Before beginning his exceptionally unnerving new book, go ahead and lock the door, but it won’t help. You’ll still be stuck inside yourself, which for Chaon is the most precarious place to be ... Chaon, who lost his own wife — the writer Sheila Schwartz — in 2008, captures the obscuring effects of grief with extraordinary tenderness. But he sows that misery in the soil of a literary thriller that germinates more terror than sorrow. There’s something irresistibly creepy about this story that stems from the thrill of venturing into illicit places of the mind ... Chaon’s great skill is his ability to re-create that compulsive sense we have in nightmares that we’re just about to figure everything out — if only we tried a little harder, moved a little faster ... Chaon’s novel walks along a garrote stretched taut between Edgar Allan Poe and Alfred Hitchcock. By the time we realize what’s happening, we’ve gone too far to turn back. We can only inch forward into the darkness, bracing for what might come next.
Following writers like Richard Matheson and Shirley Jackson,Dan Chaon writes in the spooky tradition of suburban gothic. His outstanding Ill Will hinges on unsolved murders over two time periods ... Central to Ill Will is its case study of delusion. Mr. Chaon connects the murder of Dustin’s parents to the satanic-ritual abuse hysteria of the 1980s, in which children were induced to testify to events that never happened ... An unreliable narrator can often feel like a cheap trick in the novelist’s playbook, but Mr. Chaon employs it masterfully, integrating unreliability into the book’s very typography ... the power of “Ill Will” is in its atmosphere of fear and uncertainty. Its eerily persuasive idea that we can’t trust our own minds left me with a shiver of.

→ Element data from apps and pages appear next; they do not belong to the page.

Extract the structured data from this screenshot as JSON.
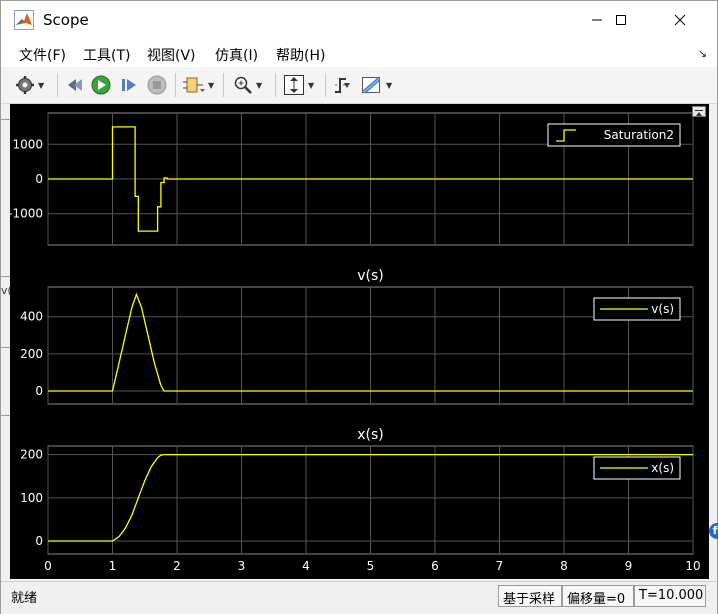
{
  "window": {
    "title": "Scope"
  },
  "menu": {
    "items": [
      "文件(F)",
      "工具(T)",
      "视图(V)",
      "仿真(I)",
      "帮助(H)"
    ]
  },
  "toolbar": {
    "icons": [
      "gear-icon",
      "run-backward-icon",
      "run-icon",
      "step-forward-icon",
      "stop-icon",
      "signal-select-icon",
      "zoom-icon",
      "scale-axes-icon",
      "trigger-icon",
      "measure-icon"
    ]
  },
  "status": {
    "left": "就绪",
    "sample_mode": "基于采样",
    "offset": "偏移量=0",
    "time": "T=10.000"
  },
  "side_fragment": "v(",
  "colors": {
    "background": "#000000",
    "axes": "#000000",
    "grid": "#545454",
    "signal": "#ffff00",
    "text": "#ffffff"
  },
  "chart_data": [
    {
      "type": "line",
      "title": "",
      "ylim": [
        -1900,
        1900
      ],
      "yticks": [
        -1000,
        0,
        1000
      ],
      "xlim": [
        0,
        10
      ],
      "legend": "Saturation2",
      "legend_placement": "top-right",
      "grid": true,
      "series": [
        {
          "name": "Saturation2",
          "x": [
            0,
            1.0,
            1.0,
            1.35,
            1.35,
            1.4,
            1.4,
            1.7,
            1.7,
            1.75,
            1.75,
            1.8,
            1.8,
            1.85,
            1.85,
            10
          ],
          "y": [
            0,
            0,
            1500,
            1500,
            -500,
            -500,
            -1500,
            -1500,
            -800,
            -800,
            -100,
            -100,
            30,
            30,
            0,
            0
          ]
        }
      ]
    },
    {
      "type": "line",
      "title": "v(s)",
      "ylim": [
        -70,
        560
      ],
      "yticks": [
        0,
        200,
        400
      ],
      "xlim": [
        0,
        10
      ],
      "legend": "v(s)",
      "legend_placement": "top-right",
      "grid": true,
      "series": [
        {
          "name": "v(s)",
          "x": [
            0,
            1.0,
            1.1,
            1.2,
            1.3,
            1.37,
            1.45,
            1.55,
            1.65,
            1.75,
            1.8,
            1.85,
            10
          ],
          "y": [
            0,
            0,
            150,
            300,
            450,
            520,
            450,
            300,
            150,
            30,
            0,
            0,
            0
          ]
        }
      ]
    },
    {
      "type": "line",
      "title": "x(s)",
      "ylim": [
        -30,
        220
      ],
      "yticks": [
        0,
        100,
        200
      ],
      "xlim": [
        0,
        10
      ],
      "xticks": [
        0,
        1,
        2,
        3,
        4,
        5,
        6,
        7,
        8,
        9,
        10
      ],
      "legend": "x(s)",
      "legend_placement": "top-right",
      "grid": true,
      "series": [
        {
          "name": "x(s)",
          "x": [
            0,
            1.0,
            1.1,
            1.2,
            1.3,
            1.4,
            1.5,
            1.6,
            1.7,
            1.75,
            1.8,
            10
          ],
          "y": [
            0,
            0,
            10,
            30,
            60,
            100,
            140,
            172,
            193,
            199,
            200,
            200
          ]
        }
      ]
    }
  ]
}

With some of its twists and turns, Ill Will even seems to have anticipated our current world of fake news and 'alternative facts' ... The novel also taps into the toxic legacies of American class divisions. Dustin’s late wife, a lawyer, believed his 'white trash' background had consequences for him that went even deeper than he realized ... A few of Chaon’s tactics — his occasional use of double or triple columns of narrative, and his odd word spacing, both within paragraphs and vertically on the page — don’t always work. His knack for leaving sentences tellingly unfinished and thoughts menacingly incomplete, however, is perfect. If you’re up for being caught in a seamy heartland underbelly of fear, superstition, and paranoia, with side excursions through urban legend and recovered-memory hysteria, Ill Will is your book. But it may not be for everyone.